**What the task asks**: Gather all lines in the records below that include the word "editapublishing".

Entries from a dataset of interfaces
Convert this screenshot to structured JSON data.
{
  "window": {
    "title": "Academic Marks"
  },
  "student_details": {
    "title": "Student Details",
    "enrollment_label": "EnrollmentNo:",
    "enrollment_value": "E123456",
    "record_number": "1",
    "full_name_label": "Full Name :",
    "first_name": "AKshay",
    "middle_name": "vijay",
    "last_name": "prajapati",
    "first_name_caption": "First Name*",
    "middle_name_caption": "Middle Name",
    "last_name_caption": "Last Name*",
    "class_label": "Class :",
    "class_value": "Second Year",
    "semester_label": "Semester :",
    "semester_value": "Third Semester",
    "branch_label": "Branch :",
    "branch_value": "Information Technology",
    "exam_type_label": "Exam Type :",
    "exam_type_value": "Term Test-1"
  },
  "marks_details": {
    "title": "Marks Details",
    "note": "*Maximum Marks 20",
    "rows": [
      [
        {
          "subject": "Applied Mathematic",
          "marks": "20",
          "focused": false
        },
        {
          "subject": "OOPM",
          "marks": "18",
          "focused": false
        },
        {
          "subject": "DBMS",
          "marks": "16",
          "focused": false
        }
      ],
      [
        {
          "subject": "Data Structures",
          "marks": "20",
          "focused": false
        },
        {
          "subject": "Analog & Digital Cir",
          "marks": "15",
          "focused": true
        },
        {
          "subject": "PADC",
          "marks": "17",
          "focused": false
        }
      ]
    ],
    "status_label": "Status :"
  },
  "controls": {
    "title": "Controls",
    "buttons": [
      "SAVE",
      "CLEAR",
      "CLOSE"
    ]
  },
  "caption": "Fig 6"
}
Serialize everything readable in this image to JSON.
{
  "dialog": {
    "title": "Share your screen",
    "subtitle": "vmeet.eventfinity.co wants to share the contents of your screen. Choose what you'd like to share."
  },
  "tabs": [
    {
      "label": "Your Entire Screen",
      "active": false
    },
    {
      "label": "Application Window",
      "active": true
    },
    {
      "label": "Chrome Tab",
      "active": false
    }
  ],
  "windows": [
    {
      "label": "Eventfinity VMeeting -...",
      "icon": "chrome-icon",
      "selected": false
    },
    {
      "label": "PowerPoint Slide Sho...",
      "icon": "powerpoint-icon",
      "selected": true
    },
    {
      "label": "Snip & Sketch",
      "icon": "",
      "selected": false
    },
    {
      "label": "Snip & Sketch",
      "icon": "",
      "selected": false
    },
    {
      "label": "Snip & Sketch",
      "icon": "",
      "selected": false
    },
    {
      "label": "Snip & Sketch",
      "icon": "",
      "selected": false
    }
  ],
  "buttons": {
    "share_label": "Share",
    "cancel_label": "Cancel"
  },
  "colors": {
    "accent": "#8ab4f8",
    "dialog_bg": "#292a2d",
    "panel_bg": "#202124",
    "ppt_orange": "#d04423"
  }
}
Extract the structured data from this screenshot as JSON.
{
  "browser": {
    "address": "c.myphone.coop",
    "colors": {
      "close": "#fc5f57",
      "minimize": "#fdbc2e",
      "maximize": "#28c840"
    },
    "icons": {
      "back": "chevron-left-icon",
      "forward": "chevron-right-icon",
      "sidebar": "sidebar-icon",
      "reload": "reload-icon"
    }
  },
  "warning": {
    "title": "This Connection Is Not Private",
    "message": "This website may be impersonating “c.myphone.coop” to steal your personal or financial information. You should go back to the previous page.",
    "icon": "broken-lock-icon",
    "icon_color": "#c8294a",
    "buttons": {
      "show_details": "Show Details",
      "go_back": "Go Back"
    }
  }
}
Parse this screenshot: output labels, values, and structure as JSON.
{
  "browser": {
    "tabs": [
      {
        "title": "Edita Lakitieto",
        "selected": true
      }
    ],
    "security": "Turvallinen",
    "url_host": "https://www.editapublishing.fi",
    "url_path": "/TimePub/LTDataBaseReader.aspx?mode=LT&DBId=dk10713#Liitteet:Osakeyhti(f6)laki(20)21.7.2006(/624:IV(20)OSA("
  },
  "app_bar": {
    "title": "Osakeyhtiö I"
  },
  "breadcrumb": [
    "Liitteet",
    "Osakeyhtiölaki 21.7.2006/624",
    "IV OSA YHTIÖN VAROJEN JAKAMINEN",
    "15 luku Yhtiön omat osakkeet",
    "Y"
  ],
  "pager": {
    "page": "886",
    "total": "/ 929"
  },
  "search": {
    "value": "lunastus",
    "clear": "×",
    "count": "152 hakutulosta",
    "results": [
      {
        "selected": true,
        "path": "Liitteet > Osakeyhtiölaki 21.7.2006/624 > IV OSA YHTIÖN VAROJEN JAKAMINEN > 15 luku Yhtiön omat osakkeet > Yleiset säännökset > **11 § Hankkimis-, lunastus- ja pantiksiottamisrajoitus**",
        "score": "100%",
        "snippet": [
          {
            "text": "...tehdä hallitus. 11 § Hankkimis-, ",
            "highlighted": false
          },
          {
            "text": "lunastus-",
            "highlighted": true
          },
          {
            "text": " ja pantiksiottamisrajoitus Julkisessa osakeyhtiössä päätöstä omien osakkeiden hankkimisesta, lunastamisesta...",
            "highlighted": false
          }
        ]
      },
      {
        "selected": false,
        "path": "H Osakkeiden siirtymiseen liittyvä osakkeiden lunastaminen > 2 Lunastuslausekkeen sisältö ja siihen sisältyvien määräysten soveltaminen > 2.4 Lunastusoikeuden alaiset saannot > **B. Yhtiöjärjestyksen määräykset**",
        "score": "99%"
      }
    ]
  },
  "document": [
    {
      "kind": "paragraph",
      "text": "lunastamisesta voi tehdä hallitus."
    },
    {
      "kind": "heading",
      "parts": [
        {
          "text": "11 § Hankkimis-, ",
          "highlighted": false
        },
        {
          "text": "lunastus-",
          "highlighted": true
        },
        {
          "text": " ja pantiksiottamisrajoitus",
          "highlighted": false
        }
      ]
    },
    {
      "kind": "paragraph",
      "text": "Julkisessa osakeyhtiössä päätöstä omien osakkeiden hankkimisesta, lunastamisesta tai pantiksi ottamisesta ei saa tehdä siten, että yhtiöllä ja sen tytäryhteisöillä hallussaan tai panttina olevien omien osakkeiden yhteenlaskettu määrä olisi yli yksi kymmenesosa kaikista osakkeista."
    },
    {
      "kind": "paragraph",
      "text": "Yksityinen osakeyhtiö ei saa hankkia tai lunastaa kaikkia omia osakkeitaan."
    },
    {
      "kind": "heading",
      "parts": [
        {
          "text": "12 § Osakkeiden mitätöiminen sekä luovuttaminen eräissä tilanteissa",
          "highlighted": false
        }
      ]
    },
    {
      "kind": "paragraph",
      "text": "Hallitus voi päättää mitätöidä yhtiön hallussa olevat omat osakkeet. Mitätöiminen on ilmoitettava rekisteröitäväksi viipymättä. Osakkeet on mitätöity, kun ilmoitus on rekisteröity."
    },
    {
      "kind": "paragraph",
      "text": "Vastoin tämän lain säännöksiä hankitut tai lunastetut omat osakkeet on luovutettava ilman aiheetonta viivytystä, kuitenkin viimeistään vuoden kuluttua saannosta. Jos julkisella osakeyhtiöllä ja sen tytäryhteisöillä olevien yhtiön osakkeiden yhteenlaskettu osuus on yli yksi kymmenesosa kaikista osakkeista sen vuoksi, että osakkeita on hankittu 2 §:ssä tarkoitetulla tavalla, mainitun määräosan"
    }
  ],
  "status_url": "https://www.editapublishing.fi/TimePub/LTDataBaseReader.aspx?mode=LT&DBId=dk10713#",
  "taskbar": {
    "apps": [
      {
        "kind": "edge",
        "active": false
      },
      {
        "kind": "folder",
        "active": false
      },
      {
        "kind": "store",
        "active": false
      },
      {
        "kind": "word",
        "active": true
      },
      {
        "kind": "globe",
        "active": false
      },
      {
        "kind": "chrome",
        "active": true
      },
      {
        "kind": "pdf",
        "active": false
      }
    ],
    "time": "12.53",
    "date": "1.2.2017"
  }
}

**Solution**:
    "url_host": "https://www.editapublishing.fi",
  "status_url": "https://www.editapublishing.fi/TimePub/LTDataBaseReader.aspx?mode=LT&DBId=dk10713#",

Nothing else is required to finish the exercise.